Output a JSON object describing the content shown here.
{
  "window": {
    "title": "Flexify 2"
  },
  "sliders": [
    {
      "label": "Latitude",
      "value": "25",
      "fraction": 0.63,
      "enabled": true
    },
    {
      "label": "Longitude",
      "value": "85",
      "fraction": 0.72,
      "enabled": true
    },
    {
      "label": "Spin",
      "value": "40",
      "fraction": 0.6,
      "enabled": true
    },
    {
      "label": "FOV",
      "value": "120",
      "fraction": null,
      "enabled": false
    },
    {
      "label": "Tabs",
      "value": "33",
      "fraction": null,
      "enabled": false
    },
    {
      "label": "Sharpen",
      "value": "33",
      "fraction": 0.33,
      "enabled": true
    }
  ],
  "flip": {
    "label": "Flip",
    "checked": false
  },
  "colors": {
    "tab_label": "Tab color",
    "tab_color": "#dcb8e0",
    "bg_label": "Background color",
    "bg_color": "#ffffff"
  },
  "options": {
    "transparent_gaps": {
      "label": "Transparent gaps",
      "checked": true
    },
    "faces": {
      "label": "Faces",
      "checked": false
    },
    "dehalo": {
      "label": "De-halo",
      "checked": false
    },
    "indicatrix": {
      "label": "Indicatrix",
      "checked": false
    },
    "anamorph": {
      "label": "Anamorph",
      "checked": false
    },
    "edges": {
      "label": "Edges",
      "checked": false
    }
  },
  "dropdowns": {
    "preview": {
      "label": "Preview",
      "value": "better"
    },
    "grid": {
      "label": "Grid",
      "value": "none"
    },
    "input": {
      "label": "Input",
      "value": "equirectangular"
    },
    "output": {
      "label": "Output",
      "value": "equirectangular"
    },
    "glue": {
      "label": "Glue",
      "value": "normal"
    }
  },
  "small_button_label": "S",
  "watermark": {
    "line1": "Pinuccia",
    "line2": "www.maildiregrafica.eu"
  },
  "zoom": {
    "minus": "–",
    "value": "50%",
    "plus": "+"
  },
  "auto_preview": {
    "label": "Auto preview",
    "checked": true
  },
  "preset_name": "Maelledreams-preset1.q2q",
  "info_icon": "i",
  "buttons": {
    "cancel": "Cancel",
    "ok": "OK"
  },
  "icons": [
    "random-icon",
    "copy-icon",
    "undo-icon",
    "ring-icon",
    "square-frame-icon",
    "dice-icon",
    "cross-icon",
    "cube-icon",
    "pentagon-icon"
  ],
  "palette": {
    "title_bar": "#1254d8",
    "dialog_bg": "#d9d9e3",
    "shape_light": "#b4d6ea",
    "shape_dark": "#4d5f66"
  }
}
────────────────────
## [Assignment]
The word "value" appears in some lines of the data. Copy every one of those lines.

## [Your solution]
      "value": "25",
      "value": "85",
      "value": "40",
      "value": "120",
      "value": "33",
      "value": "33",
      "value": "better"
      "value": "none"
      "value": "equirectangular"
      "value": "equirectangular"
      "value": "normal"
    "value": "50%",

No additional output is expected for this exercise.